Therefore, VW flows is considered as a policy option to inter-basin water transfers, which is also known as the National River Linking Project (NRLP). While NRLP prioritizes economy’s water requirements and alters the water flows to meet these requirements, VW flow aims to align economic processes with the water resources. Sustainable VW flows are flows of water-intensive goods and services to relatively water abundant region from the water scarce region and lead to water savings and security.
Unsustainable flows are the flow of water-intensive goods and services from relatively water scarce region to water abundant region, thereby leading to water losses. If unsustainable VW flows are not examined, it can delude and delay important reforms in governance of water resources. Unsustainable VW flows aggravate water scarcity, and therefore, is a concern not only for water security but also for food and livelihood security.
Stakeholders’ engagement is the third key indicator of bridging the knowledge-governance gap. This is because co-creation of scientific knowledge is crucial in order to formulate well informed policies. This necessitates stakeholder’s participation in water policy formulation as well as implementation for effective governance.
NWP (2012) is the first water policy formulated through a participatory approach as it was in public domain for discussion before being accepted as a NWP. However, in the SWPs, stakeholders’ engagement is largely restricted to implementation.

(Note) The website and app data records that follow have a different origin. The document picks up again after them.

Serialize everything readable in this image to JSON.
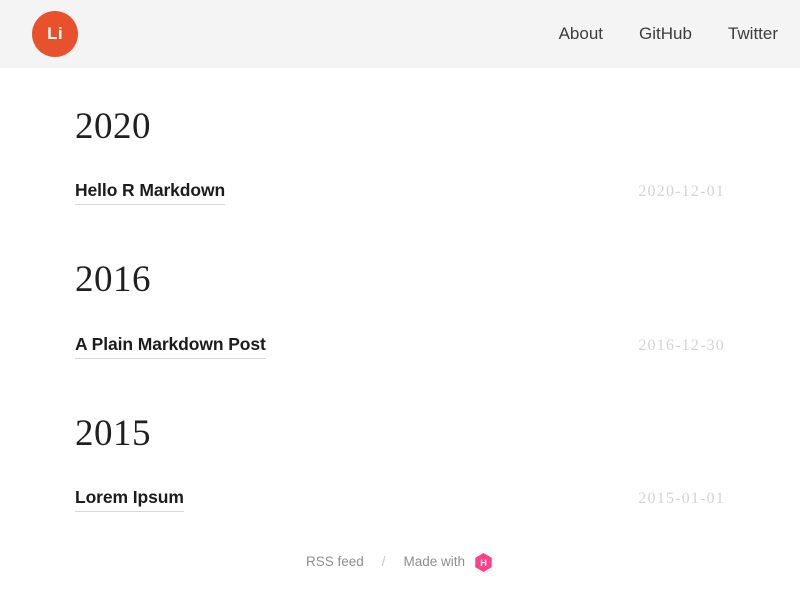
{
  "header": {
    "logo": {
      "text": "Li",
      "color": "#e8512b",
      "icon": "circle-avatar"
    },
    "nav": [
      {
        "label": "About"
      },
      {
        "label": "GitHub"
      },
      {
        "label": "Twitter"
      }
    ]
  },
  "main": {
    "year_groups": [
      {
        "year": "2020",
        "posts": [
          {
            "title": "Hello R Markdown",
            "date": "2020-12-01"
          }
        ]
      },
      {
        "year": "2016",
        "posts": [
          {
            "title": "A Plain Markdown Post",
            "date": "2016-12-30"
          }
        ]
      },
      {
        "year": "2015",
        "posts": [
          {
            "title": "Lorem Ipsum",
            "date": "2015-01-01"
          }
        ]
      }
    ]
  },
  "footer": {
    "rss_label": "RSS feed",
    "separator": "/",
    "made_with_label": "Made with",
    "generator_icon": "hugo-hexagon-icon",
    "generator_letter": "H",
    "generator_color": "#ff4088"
  }
}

Policy formulation is considered to be the responsibility of the apex body. Inclusion of stakeholders in formulation of policies is crucial to bring in traditional knowledge to understand the multidimensional nature of water resources. Stakeholders’ engagement is an opportunity to build trust among various stakeholders to make governance effective and also to enhance water literacy among users. Enhancing water literacy on both natural and social sciences would equip water users with holistic knowledge on sustainable water use and management for effective governance of water resources.
In conclusion, bridging knowledge-governance gap is crucial for effective water policies in India. It is crucial to integrate natural as well as social sciences knowledge in policy discourse to make well-informed policy decision to tackle water scarcity issues. Decentralized water governance is crucial to tackle water scarcity through addressing state-specific concerns.
Therefore, stakeholders’ engagement at various governance scale is crucial not only in policy implementation but in policy making process too.
There are many highly water scarce states in India which are not governing water resources through state-specific water policies. These states need to co-create scientific knowledge through stakeholders’ engagement to formulate and implement water policies.
Lastly, findings of emerging policy-oriented research concepts, like virtual water for assessing water savings, need to be integrated in policy discourse for bridging the knowledge-governance gap. This will facilitate water scarcity mitigation to achieve water, food and livelihood security in India.
Suparana Katyaini is a research scholar at Department of Humanities and Social Sciences, IIT-Guwahati.
Dr Anamika Barua is Executive Director of SaciWATERs and has been working as an Associate Professor at IIT-Guwahati.
(Disclaimer: India Water Review does not take any responsibility for the views expressed in the article. The article published also does not in anyway reflect the opinion of India Water Review.)